Now, I have just explained what a nation is, in part, what causes them to form, but what exactly holds them together? To understand this we must understand the concept of “mutual loyalty.” Loyalty exists when one has taken another under the responsibility and protection of oneself. Thus, when two individuals have taken each other under the responsibility of this extended self, the bond forged is called “mutual loyalty.” These individuals then consider themselves as a single unit. This sense of responsibility we feel for others in our extended self (whether family, tribe or nation) are the derivatives of many if not most of our political aims. These responsibilities exist whether or not we choose them, as we are thrust into a family, tribe and cultural inheritance. According to Hazony, the Lockean notion that all responsibility is a result of choice is therefore untrue and neglects “essential aspects of human nature and motivation without which no political philosophy can make sense.”

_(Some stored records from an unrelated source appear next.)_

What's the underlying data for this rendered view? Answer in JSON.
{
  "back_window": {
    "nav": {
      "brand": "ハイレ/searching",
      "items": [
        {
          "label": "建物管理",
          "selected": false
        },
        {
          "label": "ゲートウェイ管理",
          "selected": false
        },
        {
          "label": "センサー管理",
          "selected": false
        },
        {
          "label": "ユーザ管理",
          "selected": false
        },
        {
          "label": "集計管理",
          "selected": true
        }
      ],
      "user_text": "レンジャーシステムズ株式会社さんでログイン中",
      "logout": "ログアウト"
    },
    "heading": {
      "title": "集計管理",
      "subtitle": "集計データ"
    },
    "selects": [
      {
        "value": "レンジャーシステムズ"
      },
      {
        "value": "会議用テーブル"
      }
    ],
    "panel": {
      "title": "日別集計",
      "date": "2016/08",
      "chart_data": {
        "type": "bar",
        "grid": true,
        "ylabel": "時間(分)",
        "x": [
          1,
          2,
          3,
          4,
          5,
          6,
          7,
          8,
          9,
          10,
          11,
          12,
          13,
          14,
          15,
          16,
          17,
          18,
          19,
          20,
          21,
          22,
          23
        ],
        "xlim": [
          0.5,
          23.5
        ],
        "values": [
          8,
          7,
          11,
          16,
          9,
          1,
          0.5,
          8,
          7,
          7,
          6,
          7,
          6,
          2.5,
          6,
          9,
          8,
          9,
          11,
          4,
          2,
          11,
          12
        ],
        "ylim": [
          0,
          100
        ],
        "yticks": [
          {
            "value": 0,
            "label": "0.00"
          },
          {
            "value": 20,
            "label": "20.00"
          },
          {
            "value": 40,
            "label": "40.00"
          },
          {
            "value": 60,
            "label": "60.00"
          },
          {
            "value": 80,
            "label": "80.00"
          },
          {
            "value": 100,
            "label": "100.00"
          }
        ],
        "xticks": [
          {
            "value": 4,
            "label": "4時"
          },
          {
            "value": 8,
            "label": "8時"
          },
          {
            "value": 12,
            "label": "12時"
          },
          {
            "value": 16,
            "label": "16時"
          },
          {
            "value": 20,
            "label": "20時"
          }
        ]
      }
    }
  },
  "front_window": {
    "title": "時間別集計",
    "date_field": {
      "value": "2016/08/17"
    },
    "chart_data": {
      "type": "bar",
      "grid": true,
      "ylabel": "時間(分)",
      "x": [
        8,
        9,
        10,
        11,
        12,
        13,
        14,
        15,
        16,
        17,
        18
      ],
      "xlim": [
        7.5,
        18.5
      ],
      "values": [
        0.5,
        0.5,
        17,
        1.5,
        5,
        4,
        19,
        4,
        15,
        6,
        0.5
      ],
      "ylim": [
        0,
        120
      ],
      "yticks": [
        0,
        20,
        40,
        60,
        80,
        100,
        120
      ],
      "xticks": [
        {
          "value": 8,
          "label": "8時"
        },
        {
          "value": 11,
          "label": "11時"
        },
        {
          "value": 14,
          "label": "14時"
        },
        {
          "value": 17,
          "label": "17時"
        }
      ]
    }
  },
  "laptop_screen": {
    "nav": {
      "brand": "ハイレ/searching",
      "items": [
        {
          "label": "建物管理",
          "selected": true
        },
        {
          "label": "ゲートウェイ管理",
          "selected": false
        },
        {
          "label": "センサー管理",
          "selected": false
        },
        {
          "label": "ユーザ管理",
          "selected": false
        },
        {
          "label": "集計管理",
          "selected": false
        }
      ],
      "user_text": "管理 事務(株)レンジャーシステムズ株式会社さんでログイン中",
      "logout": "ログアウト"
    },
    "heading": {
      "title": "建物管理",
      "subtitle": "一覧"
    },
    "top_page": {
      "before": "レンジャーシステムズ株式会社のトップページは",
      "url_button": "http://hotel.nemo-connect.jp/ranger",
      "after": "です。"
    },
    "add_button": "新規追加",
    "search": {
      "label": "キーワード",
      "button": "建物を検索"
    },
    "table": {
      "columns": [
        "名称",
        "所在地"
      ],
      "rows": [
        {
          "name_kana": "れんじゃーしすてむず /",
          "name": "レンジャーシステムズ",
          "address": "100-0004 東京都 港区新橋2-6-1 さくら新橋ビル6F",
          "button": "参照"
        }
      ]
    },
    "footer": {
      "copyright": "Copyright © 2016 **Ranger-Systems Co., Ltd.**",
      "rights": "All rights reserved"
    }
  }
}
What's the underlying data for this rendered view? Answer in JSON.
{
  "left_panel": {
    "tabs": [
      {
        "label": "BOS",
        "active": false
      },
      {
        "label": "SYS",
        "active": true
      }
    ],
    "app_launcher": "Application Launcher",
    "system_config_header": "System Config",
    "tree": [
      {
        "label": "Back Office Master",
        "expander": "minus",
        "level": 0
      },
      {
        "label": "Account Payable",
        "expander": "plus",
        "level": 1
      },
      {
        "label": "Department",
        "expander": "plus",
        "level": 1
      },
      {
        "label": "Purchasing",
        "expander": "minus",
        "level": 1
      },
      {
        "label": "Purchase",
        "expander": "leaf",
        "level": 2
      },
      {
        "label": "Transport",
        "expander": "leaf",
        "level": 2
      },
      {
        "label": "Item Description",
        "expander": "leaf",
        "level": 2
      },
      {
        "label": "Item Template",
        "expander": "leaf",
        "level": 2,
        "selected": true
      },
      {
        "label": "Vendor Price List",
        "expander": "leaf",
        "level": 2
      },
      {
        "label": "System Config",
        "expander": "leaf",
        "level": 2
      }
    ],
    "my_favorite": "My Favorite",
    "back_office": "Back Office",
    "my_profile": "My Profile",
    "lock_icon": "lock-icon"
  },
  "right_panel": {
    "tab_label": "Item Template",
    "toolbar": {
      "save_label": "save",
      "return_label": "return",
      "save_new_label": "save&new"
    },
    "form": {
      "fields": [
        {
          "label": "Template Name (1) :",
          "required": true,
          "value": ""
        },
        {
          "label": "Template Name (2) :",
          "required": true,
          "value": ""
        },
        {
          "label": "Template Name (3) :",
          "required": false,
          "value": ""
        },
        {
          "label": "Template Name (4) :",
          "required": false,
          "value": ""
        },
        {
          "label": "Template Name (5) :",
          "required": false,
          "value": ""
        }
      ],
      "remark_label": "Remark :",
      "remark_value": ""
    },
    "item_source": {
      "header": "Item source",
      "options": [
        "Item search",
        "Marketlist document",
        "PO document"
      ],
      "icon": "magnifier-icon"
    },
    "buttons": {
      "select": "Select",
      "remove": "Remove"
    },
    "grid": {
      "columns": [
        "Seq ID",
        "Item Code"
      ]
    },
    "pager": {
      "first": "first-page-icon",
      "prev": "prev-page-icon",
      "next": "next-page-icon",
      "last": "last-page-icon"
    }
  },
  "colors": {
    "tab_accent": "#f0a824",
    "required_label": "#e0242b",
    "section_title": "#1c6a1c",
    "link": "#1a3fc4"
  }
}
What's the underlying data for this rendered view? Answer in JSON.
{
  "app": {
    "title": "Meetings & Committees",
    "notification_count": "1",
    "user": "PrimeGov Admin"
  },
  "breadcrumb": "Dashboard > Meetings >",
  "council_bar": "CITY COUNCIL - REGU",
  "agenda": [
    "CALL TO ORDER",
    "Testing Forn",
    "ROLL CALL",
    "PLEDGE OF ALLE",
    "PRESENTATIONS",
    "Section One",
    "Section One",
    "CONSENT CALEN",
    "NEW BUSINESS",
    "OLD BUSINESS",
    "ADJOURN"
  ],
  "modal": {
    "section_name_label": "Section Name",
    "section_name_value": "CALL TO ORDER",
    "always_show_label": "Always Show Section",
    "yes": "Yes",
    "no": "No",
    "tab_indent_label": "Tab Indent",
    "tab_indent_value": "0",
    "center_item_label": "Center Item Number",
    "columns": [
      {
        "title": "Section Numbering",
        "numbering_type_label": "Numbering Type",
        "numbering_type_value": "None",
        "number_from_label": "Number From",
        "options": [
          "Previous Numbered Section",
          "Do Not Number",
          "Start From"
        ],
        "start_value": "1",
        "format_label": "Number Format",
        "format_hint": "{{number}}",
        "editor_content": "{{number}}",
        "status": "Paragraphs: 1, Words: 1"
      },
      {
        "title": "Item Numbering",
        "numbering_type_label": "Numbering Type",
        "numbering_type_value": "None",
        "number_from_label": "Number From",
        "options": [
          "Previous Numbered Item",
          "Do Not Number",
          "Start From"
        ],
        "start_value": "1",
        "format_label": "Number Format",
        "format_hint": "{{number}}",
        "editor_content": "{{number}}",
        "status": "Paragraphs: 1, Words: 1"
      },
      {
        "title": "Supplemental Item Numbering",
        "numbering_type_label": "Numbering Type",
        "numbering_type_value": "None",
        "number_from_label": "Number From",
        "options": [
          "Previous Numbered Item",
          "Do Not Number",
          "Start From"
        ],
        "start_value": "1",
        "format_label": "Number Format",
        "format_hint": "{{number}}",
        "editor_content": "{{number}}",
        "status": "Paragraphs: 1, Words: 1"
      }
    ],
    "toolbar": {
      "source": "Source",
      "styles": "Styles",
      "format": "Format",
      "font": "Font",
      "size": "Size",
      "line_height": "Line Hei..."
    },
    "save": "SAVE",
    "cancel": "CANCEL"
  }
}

In addition to responsibility by choice, Locke’s order is one built on the foundations of the preservation of life and the expansion of property. Yet, Hazony argues that under such an order the institutions of the national state, community, family and religion appear to have no reason to exist. It is these institutions he argues, that have their foundation in and: “impart bonds of loyalty and purpose to human collectives, creating borders and boundaries between one group and another, establishing ties to future and past generations and offering a glimpse beyond the present to something higher.”
Since WWII this liberalism has become the new imperialism, most notable with the establishment of the EU and the sentiments of pax Americana. Modern ruling elites envision a world in which the liberal principles are transmitted to all the people of the world. Such a view supports the establishment of an overarching international order of arbitrary dictates. Naturally, this bears much resemblance to the empires of the past. Today, the lines have been drawn and neither side is going away. We must choose to rule ourselves or to give up that power to an international order. How we advance given these tensions is for us to decide.
Part two concerning Hazony’s case for the national state out soon. Next week starts a seven part series on Basic Economics by Thomas Sowell.